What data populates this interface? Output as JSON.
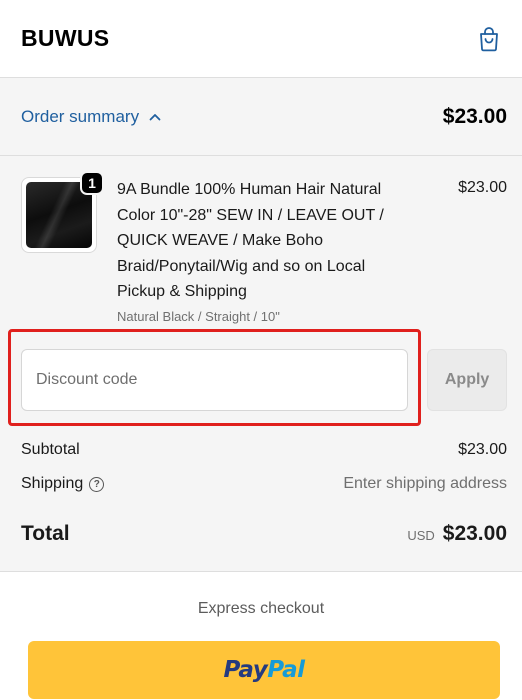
{
  "header": {
    "brand": "BUWUS",
    "cart_icon": "shopping-bag-icon"
  },
  "summary": {
    "toggle_label": "Order summary",
    "toggle_icon": "chevron-up-icon",
    "total": "$23.00",
    "link_color": "#1f5f9f"
  },
  "line_item": {
    "quantity": "1",
    "title": "9A Bundle 100% Human Hair Natural Color 10\"-28\" SEW IN / LEAVE OUT / QUICK WEAVE / Make Boho Braid/Ponytail/Wig and so on Local Pickup & Shipping",
    "variant": "Natural Black / Straight / 10\"",
    "price": "$23.00"
  },
  "discount": {
    "placeholder": "Discount code",
    "value": "",
    "apply_label": "Apply",
    "highlight_color": "#e0201d"
  },
  "totals": {
    "subtotal_label": "Subtotal",
    "subtotal_value": "$23.00",
    "shipping_label": "Shipping",
    "shipping_help_icon": "question-circle-icon",
    "shipping_value": "Enter shipping address",
    "total_label": "Total",
    "currency": "USD",
    "total_value": "$23.00"
  },
  "express": {
    "label": "Express checkout",
    "paypal_pay": "Pay",
    "paypal_pal": "Pal",
    "paypal_color": "#ffc439"
  }
}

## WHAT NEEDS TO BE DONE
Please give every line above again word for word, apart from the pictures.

## REPLY TO THE TASK
What data populates this interface? Output as JSON.
{
  "header": {
    "brand": "BUWUS",
    "cart_icon": "shopping-bag-icon"
  },
  "summary": {
    "toggle_label": "Order summary",
    "toggle_icon": "chevron-up-icon",
    "total": "$23.00",
    "link_color": "#1f5f9f"
  },
  "line_item": {
    "quantity": "1",
    "title": "9A Bundle 100% Human Hair Natural Color 10\"-28\" SEW IN / LEAVE OUT / QUICK WEAVE / Make Boho Braid/Ponytail/Wig and so on Local Pickup & Shipping",
    "variant": "Natural Black / Straight / 10\"",
    "price": "$23.00"
  },
  "discount": {
    "placeholder": "Discount code",
    "value": "",
    "apply_label": "Apply",
    "highlight_color": "#e0201d"
  },
  "totals": {
    "subtotal_label": "Subtotal",
    "subtotal_value": "$23.00",
    "shipping_label": "Shipping",
    "shipping_help_icon": "question-circle-icon",
    "shipping_value": "Enter shipping address",
    "total_label": "Total",
    "currency": "USD",
    "total_value": "$23.00"
  },
  "express": {
    "label": "Express checkout",
    "paypal_pay": "Pay",
    "paypal_pal": "Pal",
    "paypal_color": "#ffc439"
  }
}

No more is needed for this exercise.